Regulations for a new pension scheme for those injured in Northern Ireland’s troubled past have been welcomed.
The scheme will be open to applicants injured between 1966 and 2010.
However those injured in an incident that they were convicted of playing a part in will not be eligible.
This represents a shift from the definition of a victim contained in the Victims and Survivors Order, which includes anyone who has been “physically or psychologically injured as a result of or in consequence of a conflict-related incident”, but made no reference to an individual’s culpability.
Payments to successful applicants will be backdated to 2014 when the Stormont House Agreement first proposed a pension for the injured.
In some cases, a relative of those injured may qualify for the scheme.
While many applications are expected to be straightforward, a judge will chair a committee with discretion to decide on those cases that are less clear cut.
The regulations are being published by the Northern Ireland Office (NIO) and put into law by Westminster, but the pensions scheme will be implemented by the Northern Ireland Executive.
The funding for the scheme is expected to come out of the region’s block grant from Westminster.
The NIO will work with the Northern Ireland Executive to design an application process.
Applications are expected to open by the end of May.
Officials are expecting at least 2,000 applications to be made.
Payments granted will range between £2,000 per year to £10,000 per year depending on the severity of someone’s injury.
First Minister Arlene Foster welcomed the regulations as a “massive and welcome step forward for the innocent victims of our Troubles”.

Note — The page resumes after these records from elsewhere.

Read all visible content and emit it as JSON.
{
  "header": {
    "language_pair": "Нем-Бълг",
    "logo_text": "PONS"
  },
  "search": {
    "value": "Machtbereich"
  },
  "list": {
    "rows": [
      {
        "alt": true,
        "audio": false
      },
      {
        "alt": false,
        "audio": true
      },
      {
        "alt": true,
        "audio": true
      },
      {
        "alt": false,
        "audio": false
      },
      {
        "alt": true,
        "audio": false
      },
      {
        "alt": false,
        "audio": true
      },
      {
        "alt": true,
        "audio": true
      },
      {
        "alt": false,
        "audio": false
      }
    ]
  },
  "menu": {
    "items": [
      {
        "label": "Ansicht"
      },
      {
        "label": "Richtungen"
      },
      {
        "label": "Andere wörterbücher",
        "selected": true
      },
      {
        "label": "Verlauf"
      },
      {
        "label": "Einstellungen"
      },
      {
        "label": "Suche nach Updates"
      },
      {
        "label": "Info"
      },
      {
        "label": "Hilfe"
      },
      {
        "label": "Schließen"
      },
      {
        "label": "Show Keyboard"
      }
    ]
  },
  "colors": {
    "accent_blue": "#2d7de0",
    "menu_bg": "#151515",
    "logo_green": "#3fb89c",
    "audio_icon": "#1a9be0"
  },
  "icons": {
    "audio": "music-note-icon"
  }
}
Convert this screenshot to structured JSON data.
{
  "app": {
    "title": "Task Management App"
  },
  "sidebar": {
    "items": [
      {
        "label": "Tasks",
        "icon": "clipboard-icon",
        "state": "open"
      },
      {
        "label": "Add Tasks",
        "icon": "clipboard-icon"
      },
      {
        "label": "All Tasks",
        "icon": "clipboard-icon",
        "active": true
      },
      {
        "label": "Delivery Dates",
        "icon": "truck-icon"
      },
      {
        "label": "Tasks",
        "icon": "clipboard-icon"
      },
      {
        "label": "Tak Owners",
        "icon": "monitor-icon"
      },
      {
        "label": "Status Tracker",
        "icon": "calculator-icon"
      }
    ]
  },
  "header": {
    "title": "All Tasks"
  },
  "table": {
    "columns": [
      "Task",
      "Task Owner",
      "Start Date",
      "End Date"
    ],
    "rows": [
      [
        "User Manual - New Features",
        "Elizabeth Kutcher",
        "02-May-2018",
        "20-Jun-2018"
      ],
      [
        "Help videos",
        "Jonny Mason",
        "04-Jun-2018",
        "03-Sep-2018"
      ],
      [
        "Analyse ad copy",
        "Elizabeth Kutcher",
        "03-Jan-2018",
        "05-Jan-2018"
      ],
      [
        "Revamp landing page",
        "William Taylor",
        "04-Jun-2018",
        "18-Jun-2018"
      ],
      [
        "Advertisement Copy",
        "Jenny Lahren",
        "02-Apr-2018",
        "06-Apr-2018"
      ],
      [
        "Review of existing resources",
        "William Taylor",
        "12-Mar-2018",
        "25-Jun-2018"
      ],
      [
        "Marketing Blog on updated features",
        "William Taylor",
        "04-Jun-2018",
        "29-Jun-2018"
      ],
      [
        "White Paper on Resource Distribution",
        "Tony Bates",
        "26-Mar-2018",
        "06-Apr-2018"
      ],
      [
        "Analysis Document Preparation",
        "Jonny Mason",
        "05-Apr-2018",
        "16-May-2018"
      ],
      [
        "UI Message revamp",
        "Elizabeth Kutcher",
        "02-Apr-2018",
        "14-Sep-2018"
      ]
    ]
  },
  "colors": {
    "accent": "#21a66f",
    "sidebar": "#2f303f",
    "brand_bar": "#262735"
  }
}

“It is particularly welcome that this pension will only be for those who were injured through no fault of their own,” she said.
“It was immoral that the 2006 Order categorised innocent victims alongside the perpetrators of acts of terror.
“This pension will be awarded to people of all faiths and none but it will not be awarded to victim makers. That will be welcomed by many across all communities.”
Ulster Unionist MLA Mike Nesbitt welcomed the laying of the regulation before Parliament, a day he said “many feared might never come”.
He paid tribute to those involved in campaigning for the pension, adding that he hopes the announcement will “bring some relief and comfort to those who have waited so long to receive support and recognition for the hurt and burden caused to them through no fault of their own”.
“Of course we will continue to monitor the scheme to make sure it is fit for purpose, but I am glad there is finally light at the end of the tunnel,” he said.
Innocent Victims United spokesman Kenny Donaldson gave the regulations a “cautious welcome”.
“The decision to extend the parameters of the scheme to 2010 when policing and justice were devolved to this region and the presence of further scope to examine cases beyond this point on their individual merits is a welcome step,” he said.
“We also very much welcome the appointment of a discretionary committee, to be led by a judge or retired judge, which will have the power to exclude applicants with unspent convictions and individuals where a payment isn’t deemed to be in the public interest.
“Where we have concerns today is that those victims and survivors who are not UK citizens but who were impacted by the Northern Ireland troubles, particularly Irish citizens impacted by events perpetrated in the Republic of Ireland will be excluded.”